> _Records provided_:
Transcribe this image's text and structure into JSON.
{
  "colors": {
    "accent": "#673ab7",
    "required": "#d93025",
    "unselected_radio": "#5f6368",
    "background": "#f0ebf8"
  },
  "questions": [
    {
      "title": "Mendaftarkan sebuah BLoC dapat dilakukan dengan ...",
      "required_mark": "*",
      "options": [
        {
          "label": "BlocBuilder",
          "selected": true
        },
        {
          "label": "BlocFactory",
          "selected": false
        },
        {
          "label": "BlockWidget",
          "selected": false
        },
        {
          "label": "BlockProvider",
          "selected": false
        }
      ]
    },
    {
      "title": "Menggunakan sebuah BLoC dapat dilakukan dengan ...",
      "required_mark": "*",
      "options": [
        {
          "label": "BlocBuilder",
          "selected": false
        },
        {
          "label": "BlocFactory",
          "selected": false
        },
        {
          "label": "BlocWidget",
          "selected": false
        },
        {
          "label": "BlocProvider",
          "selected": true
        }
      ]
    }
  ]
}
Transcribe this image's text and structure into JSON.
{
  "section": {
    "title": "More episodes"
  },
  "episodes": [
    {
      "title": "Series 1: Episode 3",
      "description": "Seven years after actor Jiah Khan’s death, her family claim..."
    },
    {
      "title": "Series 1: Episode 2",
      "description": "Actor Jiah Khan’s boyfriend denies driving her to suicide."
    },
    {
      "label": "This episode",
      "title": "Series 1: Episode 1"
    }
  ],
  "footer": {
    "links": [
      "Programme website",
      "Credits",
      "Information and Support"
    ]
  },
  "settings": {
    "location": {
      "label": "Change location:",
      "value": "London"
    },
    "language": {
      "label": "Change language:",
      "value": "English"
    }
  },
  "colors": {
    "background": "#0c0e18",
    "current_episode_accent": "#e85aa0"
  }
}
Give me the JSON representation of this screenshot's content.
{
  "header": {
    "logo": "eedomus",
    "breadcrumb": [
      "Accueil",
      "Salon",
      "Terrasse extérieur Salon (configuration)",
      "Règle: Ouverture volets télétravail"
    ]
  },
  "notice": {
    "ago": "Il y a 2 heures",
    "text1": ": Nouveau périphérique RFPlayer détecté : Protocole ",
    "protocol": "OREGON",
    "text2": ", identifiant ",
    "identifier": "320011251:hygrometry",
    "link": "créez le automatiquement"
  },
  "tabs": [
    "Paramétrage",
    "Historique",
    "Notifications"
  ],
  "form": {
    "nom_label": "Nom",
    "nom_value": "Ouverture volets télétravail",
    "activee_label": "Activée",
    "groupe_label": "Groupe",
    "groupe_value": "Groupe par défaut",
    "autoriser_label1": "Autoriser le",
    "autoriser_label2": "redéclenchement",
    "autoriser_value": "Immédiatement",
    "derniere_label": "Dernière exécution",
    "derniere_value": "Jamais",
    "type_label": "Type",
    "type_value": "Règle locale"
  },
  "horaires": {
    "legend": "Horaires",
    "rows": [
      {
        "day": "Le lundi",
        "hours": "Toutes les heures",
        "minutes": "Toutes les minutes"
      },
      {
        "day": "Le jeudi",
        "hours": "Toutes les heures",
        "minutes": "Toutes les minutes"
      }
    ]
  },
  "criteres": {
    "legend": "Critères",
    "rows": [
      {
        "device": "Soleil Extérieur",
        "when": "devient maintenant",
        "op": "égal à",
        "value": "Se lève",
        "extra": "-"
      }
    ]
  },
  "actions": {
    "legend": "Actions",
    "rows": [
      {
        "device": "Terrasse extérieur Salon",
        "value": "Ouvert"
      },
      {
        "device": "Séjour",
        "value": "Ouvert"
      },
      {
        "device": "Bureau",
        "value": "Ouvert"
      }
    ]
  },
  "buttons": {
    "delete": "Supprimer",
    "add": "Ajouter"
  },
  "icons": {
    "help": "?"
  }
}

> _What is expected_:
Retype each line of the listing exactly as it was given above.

> _Your response_:
Transcribe this image's text and structure into JSON.
{
  "colors": {
    "accent": "#673ab7",
    "required": "#d93025",
    "unselected_radio": "#5f6368",
    "background": "#f0ebf8"
  },
  "questions": [
    {
      "title": "Mendaftarkan sebuah BLoC dapat dilakukan dengan ...",
      "required_mark": "*",
      "options": [
        {
          "label": "BlocBuilder",
          "selected": true
        },
        {
          "label": "BlocFactory",
          "selected": false
        },
        {
          "label": "BlockWidget",
          "selected": false
        },
        {
          "label": "BlockProvider",
          "selected": false
        }
      ]
    },
    {
      "title": "Menggunakan sebuah BLoC dapat dilakukan dengan ...",
      "required_mark": "*",
      "options": [
        {
          "label": "BlocBuilder",
          "selected": false
        },
        {
          "label": "BlocFactory",
          "selected": false
        },
        {
          "label": "BlocWidget",
          "selected": false
        },
        {
          "label": "BlocProvider",
          "selected": true
        }
      ]
    }
  ]
}
Transcribe this image's text and structure into JSON.
{
  "section": {
    "title": "More episodes"
  },
  "episodes": [
    {
      "title": "Series 1: Episode 3",
      "description": "Seven years after actor Jiah Khan’s death, her family claim..."
    },
    {
      "title": "Series 1: Episode 2",
      "description": "Actor Jiah Khan’s boyfriend denies driving her to suicide."
    },
    {
      "label": "This episode",
      "title": "Series 1: Episode 1"
    }
  ],
  "footer": {
    "links": [
      "Programme website",
      "Credits",
      "Information and Support"
    ]
  },
  "settings": {
    "location": {
      "label": "Change location:",
      "value": "London"
    },
    "language": {
      "label": "Change language:",
      "value": "English"
    }
  },
  "colors": {
    "background": "#0c0e18",
    "current_episode_accent": "#e85aa0"
  }
}
Give me the JSON representation of this screenshot's content.
{
  "header": {
    "logo": "eedomus",
    "breadcrumb": [
      "Accueil",
      "Salon",
      "Terrasse extérieur Salon (configuration)",
      "Règle: Ouverture volets télétravail"
    ]
  },
  "notice": {
    "ago": "Il y a 2 heures",
    "text1": ": Nouveau périphérique RFPlayer détecté : Protocole ",
    "protocol": "OREGON",
    "text2": ", identifiant ",
    "identifier": "320011251:hygrometry",
    "link": "créez le automatiquement"
  },
  "tabs": [
    "Paramétrage",
    "Historique",
    "Notifications"
  ],
  "form": {
    "nom_label": "Nom",
    "nom_value": "Ouverture volets télétravail",
    "activee_label": "Activée",
    "groupe_label": "Groupe",
    "groupe_value": "Groupe par défaut",
    "autoriser_label1": "Autoriser le",
    "autoriser_label2": "redéclenchement",
    "autoriser_value": "Immédiatement",
    "derniere_label": "Dernière exécution",
    "derniere_value": "Jamais",
    "type_label": "Type",
    "type_value": "Règle locale"
  },
  "horaires": {
    "legend": "Horaires",
    "rows": [
      {
        "day": "Le lundi",
        "hours": "Toutes les heures",
        "minutes": "Toutes les minutes"
      },
      {
        "day": "Le jeudi",
        "hours": "Toutes les heures",
        "minutes": "Toutes les minutes"
      }
    ]
  },
  "criteres": {
    "legend": "Critères",
    "rows": [
      {
        "device": "Soleil Extérieur",
        "when": "devient maintenant",
        "op": "égal à",
        "value": "Se lève",
        "extra": "-"
      }
    ]
  },
  "actions": {
    "legend": "Actions",
    "rows": [
      {
        "device": "Terrasse extérieur Salon",
        "value": "Ouvert"
      },
      {
        "device": "Séjour",
        "value": "Ouvert"
      },
      {
        "device": "Bureau",
        "value": "Ouvert"
      }
    ]
  },
  "buttons": {
    "delete": "Supprimer",
    "add": "Ajouter"
  },
  "icons": {
    "help": "?"
  }
}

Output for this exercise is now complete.